An accountant or auditor’s report is not required for the financial assistance SAP. However, given the potential liability for directors in carrying out a SAP (discussed below), directors will require financial information on which to base their declaration and, in particular, projections for a 12 month period.
Where a director makes a declaration without reasonable grounds for the opinion as to the solvency of the company, the director may be found to be personally liable for all of the debts of the company. If the company is wound up within 12 months of the date of the declaration and its debts are not paid or provided for within 12 months of the winding up commencing, it will be presumed, until the contrary is shown, that each director who made the declaration did not have reasonable grounds for doing so.
Practical steps that can be taken by the directors to support their opinion include the review at board level of projected cash-flow and working capital for the coming 12 months (at a minimum).
Transactions in breach of Section 82 are voidable at the instance of the company against any person who had notice of the facts constituting the breach.

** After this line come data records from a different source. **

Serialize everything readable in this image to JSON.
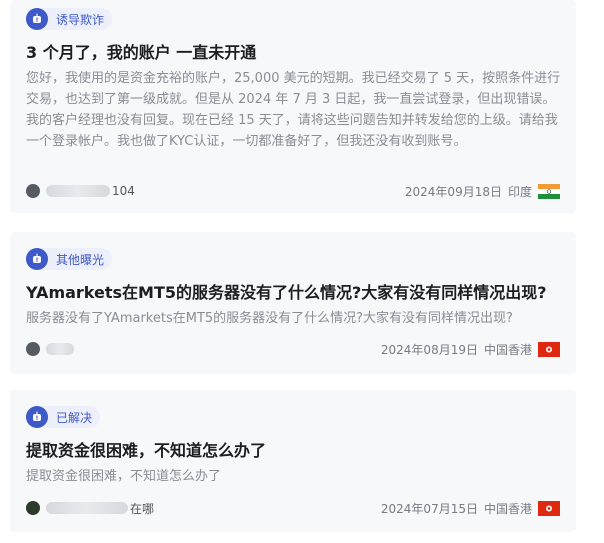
{
  "posts": [
    {
      "tag": "诱导欺诈",
      "title": "3 个月了，我的账户 一直未开通",
      "excerpt": "您好，我使用的是资金充裕的账户，25,000 美元的短期。我已经交易了 5 天，按照条件进行交易，也达到了第一级成就。但是从 2024 年 7 月 3 日起，我一直尝试登录，但出现错误。我的客户经理也没有回复。现在已经 15 天了，请将这些问题告知并转发给您的上级。请给我一个登录帐户。我也做了KYC认证，一切都准备好了，但我还没有收到账号。",
      "username_tail": "104",
      "date": "2024年09月18日",
      "region": "印度",
      "flag": "india-flag"
    },
    {
      "tag": "其他曝光",
      "title": "YAmarkets在MT5的服务器没有了什么情况?大家有没有同样情况出现?",
      "excerpt": "服务器没有了YAmarkets在MT5的服务器没有了什么情况?大家有没有同样情况出现?",
      "username_tail": "",
      "date": "2024年08月19日",
      "region": "中国香港",
      "flag": "hong-kong-flag"
    },
    {
      "tag": "已解决",
      "title": "提取资金很困难，不知道怎么办了",
      "excerpt": "提取资金很困难，不知道怎么办了",
      "username_tail": "在哪",
      "date": "2024年07月15日",
      "region": "中国香港",
      "flag": "hong-kong-flag"
    }
  ],
  "colors": {
    "accent": "#3e59c8",
    "tag_bg": "#edf0fb",
    "card_bg": "#f7f8fa",
    "india_saffron": "#f29a33",
    "india_green": "#1f8f3a",
    "hk_red": "#de2910"
  }
}
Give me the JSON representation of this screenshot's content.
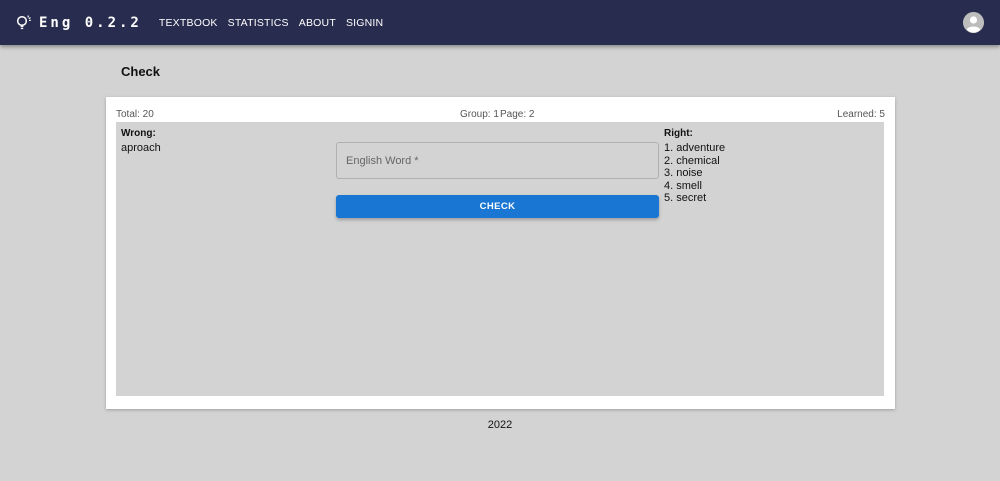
{
  "header": {
    "app_title": "Eng 0.2.2",
    "brand_icon": "lightbulb-icon",
    "nav": [
      {
        "label": "TEXTBOOK"
      },
      {
        "label": "STATISTICS"
      },
      {
        "label": "ABOUT"
      },
      {
        "label": "SIGNIN"
      }
    ],
    "avatar_icon": "user-avatar-icon",
    "background_color": "#282c4f"
  },
  "page": {
    "title": "Check"
  },
  "stats": {
    "total": "Total: 20",
    "group": "Group: 1",
    "page": "Page: 2",
    "learned": "Learned: 5"
  },
  "wrong": {
    "heading": "Wrong:",
    "words": [
      "aproach"
    ]
  },
  "right": {
    "heading": "Right:",
    "words": [
      "1. adventure",
      "2. chemical",
      "3. noise",
      "4. smell",
      "5. secret"
    ]
  },
  "form": {
    "input_placeholder": "English Word *",
    "input_value": "",
    "check_label": "CHECK",
    "button_color": "#1976d2"
  },
  "footer": {
    "text": "2022"
  }
}
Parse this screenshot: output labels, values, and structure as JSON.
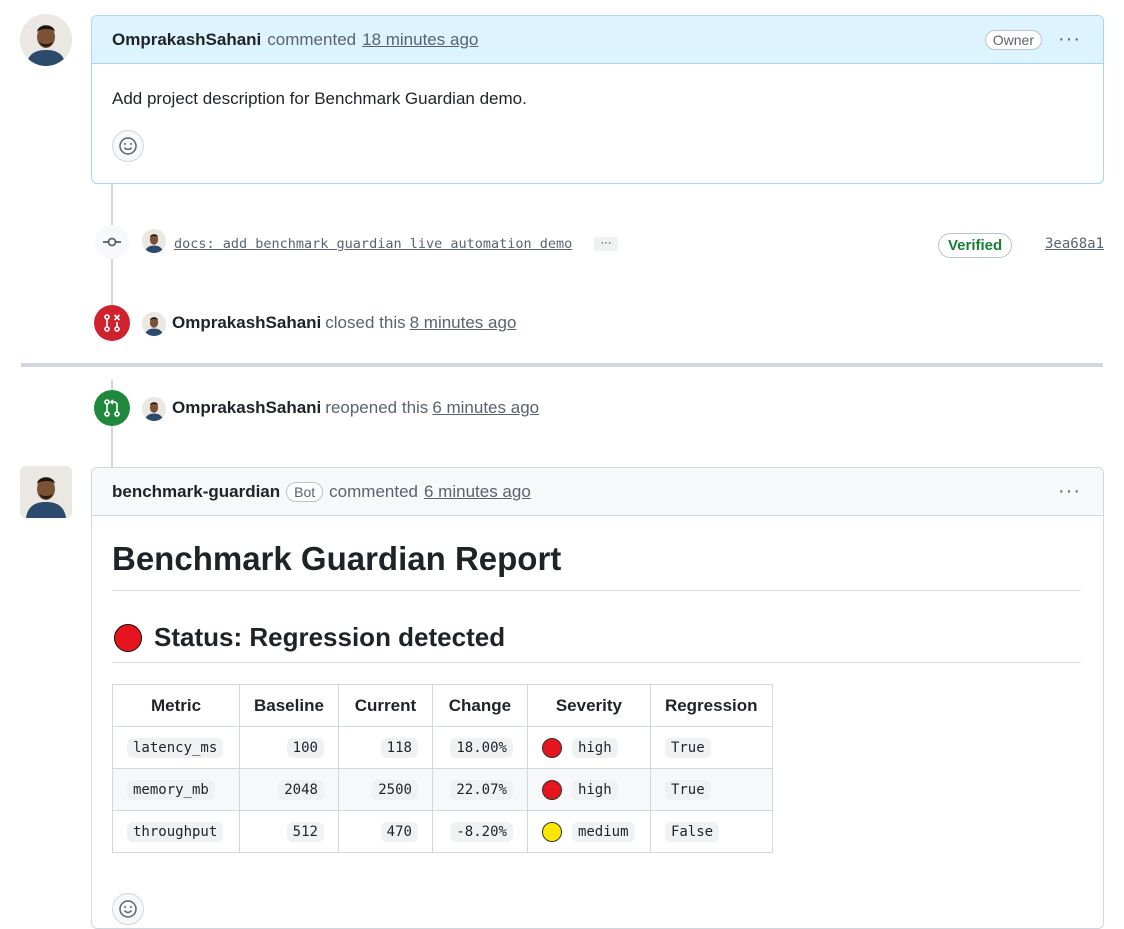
{
  "comment1": {
    "author": "OmprakashSahani",
    "action": "commented",
    "time": "18 minutes ago",
    "badge": "Owner",
    "body": "Add project description for Benchmark Guardian demo.",
    "menu": "···"
  },
  "commit": {
    "message": "docs: add benchmark guardian live automation demo",
    "more": "···",
    "verified": "Verified",
    "sha": "3ea68a1"
  },
  "closed_event": {
    "author": "OmprakashSahani",
    "action": "closed this",
    "time": "8 minutes ago"
  },
  "reopened_event": {
    "author": "OmprakashSahani",
    "action": "reopened this",
    "time": "6 minutes ago"
  },
  "comment2": {
    "author": "benchmark-guardian",
    "badge": "Bot",
    "action": "commented",
    "time": "6 minutes ago",
    "menu": "···",
    "title": "Benchmark Guardian Report",
    "status": "Status: Regression detected",
    "table": {
      "headers": [
        "Metric",
        "Baseline",
        "Current",
        "Change",
        "Severity",
        "Regression"
      ],
      "rows": [
        {
          "metric": "latency_ms",
          "baseline": "100",
          "current": "118",
          "change": "18.00%",
          "severity": "high",
          "regression": "True"
        },
        {
          "metric": "memory_mb",
          "baseline": "2048",
          "current": "2500",
          "change": "22.07%",
          "severity": "high",
          "regression": "True"
        },
        {
          "metric": "throughput",
          "baseline": "512",
          "current": "470",
          "change": "-8.20%",
          "severity": "medium",
          "regression": "False"
        }
      ]
    }
  },
  "colors": {
    "closed": "#cf222e",
    "reopened": "#1f883d",
    "high": "#e5141f",
    "medium": "#ffe600",
    "verified": "#1a7f37"
  }
}
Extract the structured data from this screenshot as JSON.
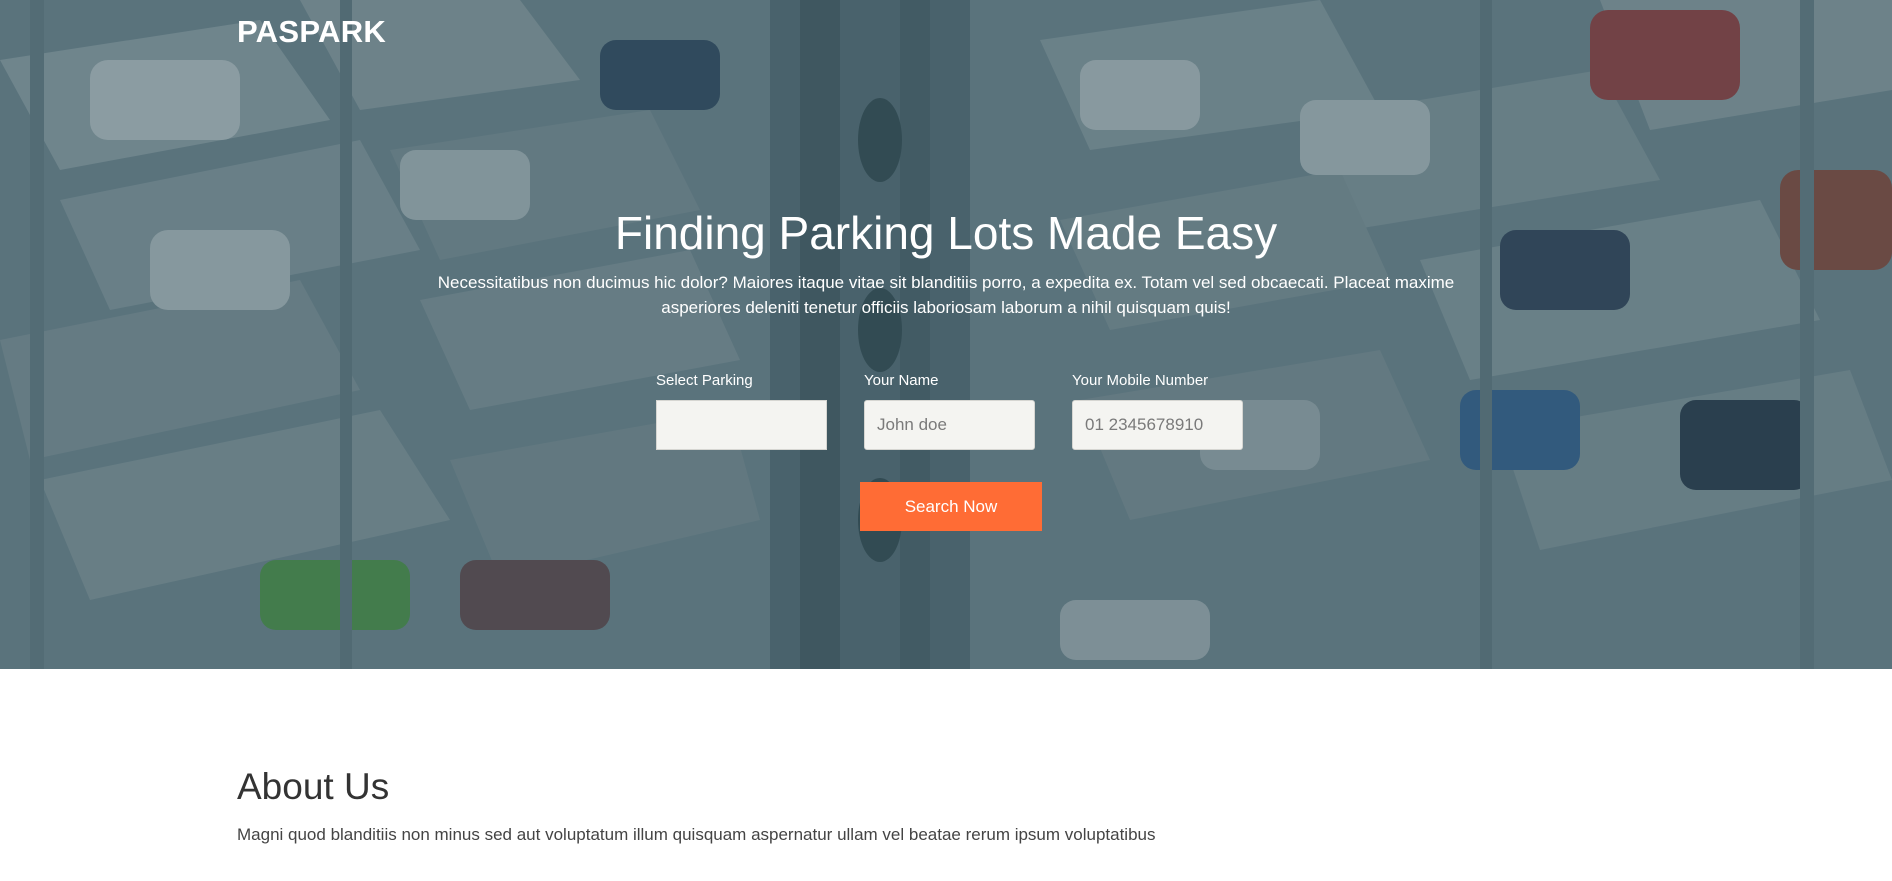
{
  "brand": "PASPARK",
  "hero": {
    "title": "Finding Parking Lots Made Easy",
    "description": "Necessitatibus non ducimus hic dolor? Maiores itaque vitae sit blanditiis porro, a expedita ex. Totam vel sed obcaecati. Placeat maxime asperiores deleniti tenetur officiis laboriosam laborum a nihil quisquam quis!"
  },
  "form": {
    "parking": {
      "label": "Select Parking",
      "value": ""
    },
    "name": {
      "label": "Your Name",
      "placeholder": "John doe"
    },
    "mobile": {
      "label": "Your Mobile Number",
      "placeholder": "01 2345678910"
    },
    "submit_label": "Search Now"
  },
  "about": {
    "title": "About Us",
    "text": "Magni quod blanditiis non minus sed aut voluptatum illum quisquam aspernatur ullam vel beatae rerum ipsum voluptatibus"
  },
  "colors": {
    "accent": "#ff6c35",
    "overlay": "#264450",
    "text_dark": "#333333"
  }
}
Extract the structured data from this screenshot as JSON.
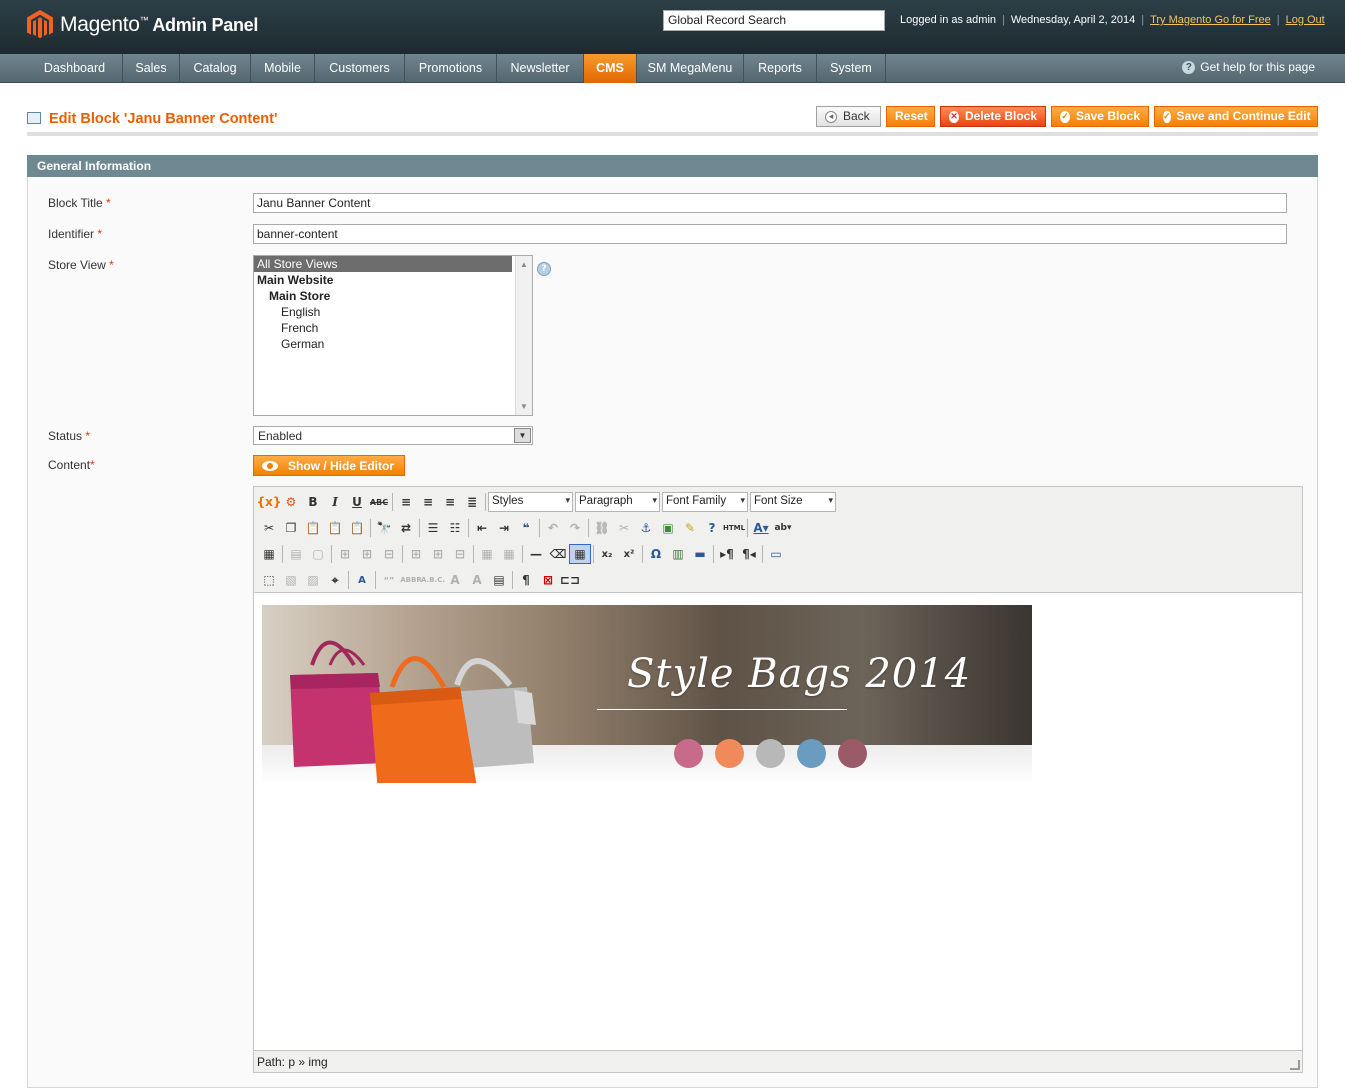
{
  "header": {
    "app_name": "Magento",
    "app_tm": "™",
    "app_suffix": "Admin Panel",
    "search_value": "Global Record Search",
    "logged_in": "Logged in as admin",
    "date": "Wednesday, April 2, 2014",
    "try_link": "Try Magento Go for Free",
    "logout_link": "Log Out"
  },
  "nav": {
    "items": [
      "Dashboard",
      "Sales",
      "Catalog",
      "Mobile",
      "Customers",
      "Promotions",
      "Newsletter",
      "CMS",
      "SM MegaMenu",
      "Reports",
      "System"
    ],
    "active": "CMS",
    "help": "Get help for this page"
  },
  "page": {
    "title": "Edit Block 'Janu Banner Content'",
    "buttons": {
      "back": "Back",
      "reset": "Reset",
      "delete": "Delete Block",
      "save": "Save Block",
      "save_continue": "Save and Continue Edit"
    }
  },
  "section": {
    "title": "General Information"
  },
  "form": {
    "block_title_label": "Block Title",
    "block_title_value": "Janu Banner Content",
    "identifier_label": "Identifier",
    "identifier_value": "banner-content",
    "store_view_label": "Store View",
    "store_views": [
      "All Store Views",
      "Main Website",
      "Main Store",
      "English",
      "French",
      "German"
    ],
    "status_label": "Status",
    "status_value": "Enabled",
    "content_label": "Content",
    "required_mark": "*",
    "show_hide_label": "Show / Hide Editor"
  },
  "editor": {
    "styles": "Styles",
    "format": "Paragraph",
    "font_family": "Font Family",
    "font_size": "Font Size",
    "path_label": "Path: p » img"
  },
  "banner": {
    "text": "Style Bags 2014",
    "dot_colors": [
      "#c86a8a",
      "#f08a5a",
      "#b8b8b8",
      "#6a9cc0",
      "#9a5a68"
    ]
  },
  "colors": {
    "accent": "#eb5e00",
    "header_bg": "#2d3f47",
    "nav_bg": "#6f8590",
    "section_bg": "#6f8992"
  }
}
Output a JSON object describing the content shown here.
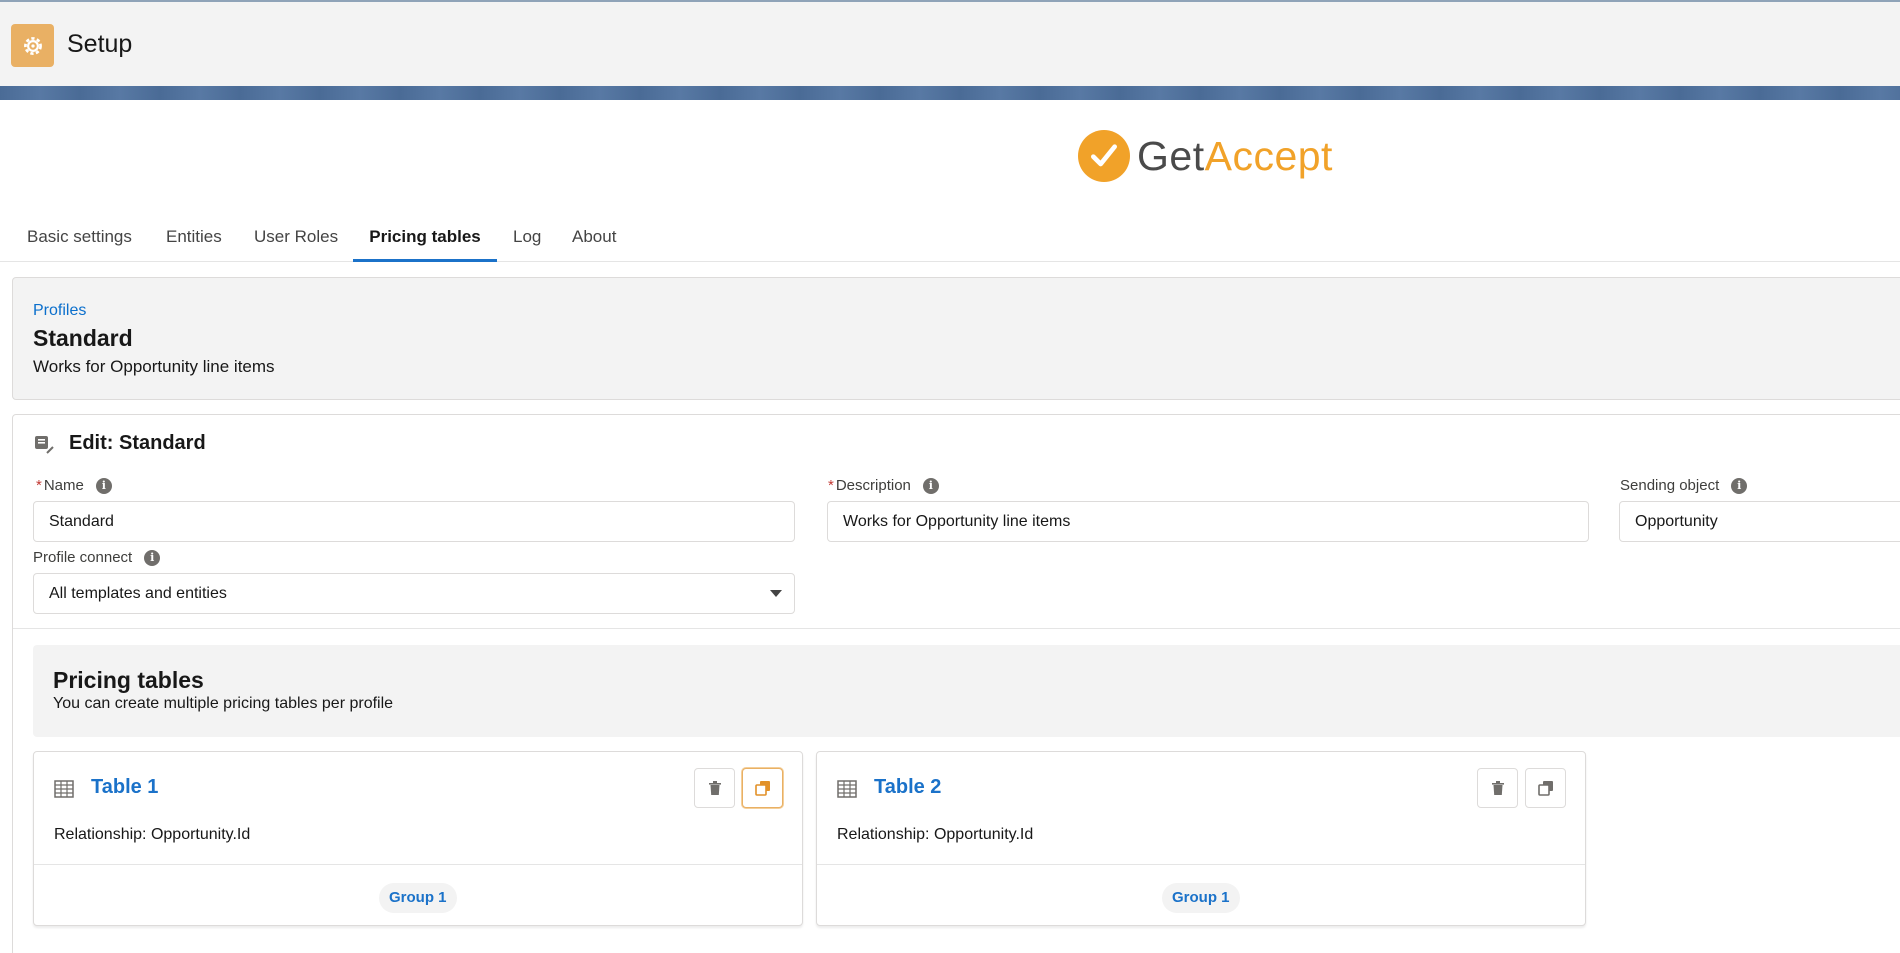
{
  "app": {
    "title": "Setup"
  },
  "logo": {
    "part1": "Get",
    "part2": "Accept"
  },
  "tabs": [
    {
      "label": "Basic settings"
    },
    {
      "label": "Entities"
    },
    {
      "label": "User Roles"
    },
    {
      "label": "Pricing tables",
      "active": true
    },
    {
      "label": "Log"
    },
    {
      "label": "About"
    }
  ],
  "profile": {
    "breadcrumb": "Profiles",
    "name": "Standard",
    "description": "Works for Opportunity line items"
  },
  "edit": {
    "title": "Edit: Standard",
    "fields": {
      "name": {
        "label": "Name",
        "value": "Standard"
      },
      "description": {
        "label": "Description",
        "value": "Works for Opportunity line items"
      },
      "sending_object": {
        "label": "Sending object",
        "value": "Opportunity"
      },
      "profile_connect": {
        "label": "Profile connect",
        "value": "All templates and entities"
      }
    }
  },
  "pricing_tables": {
    "title": "Pricing tables",
    "subtitle": "You can create multiple pricing tables per profile",
    "tables": [
      {
        "title": "Table 1",
        "relationship": "Relationship: Opportunity.Id",
        "group": "Group 1"
      },
      {
        "title": "Table 2",
        "relationship": "Relationship: Opportunity.Id",
        "group": "Group 1"
      }
    ]
  },
  "colors": {
    "accent": "#1b72c9",
    "brand_orange": "#f1a229",
    "required": "#c23934"
  }
}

The revisions to the treatment of financial assistance brought about by the Act have been largely welcomed. Section 82(5) of the Act clarifies that financial assistance in relation to the acquisition of shares in a company or its holding company is not prohibited if the company’s principal purpose in giving the assistance is not to give it for the purpose of any such acquisition. This has brought transactions which in the past, might have been “whitewashed” as a precautionary measure outside the scope of the prohibition. The changes to the wording of the refinancing exemption have also been helpful for companies and their advisors. In addition, the fact that directors will not be required to assume (where relevant) either that the company will be called upon to pay moneys on foot of a guarantee given or, that security given will be realised in determining its solvency is informative and helpful.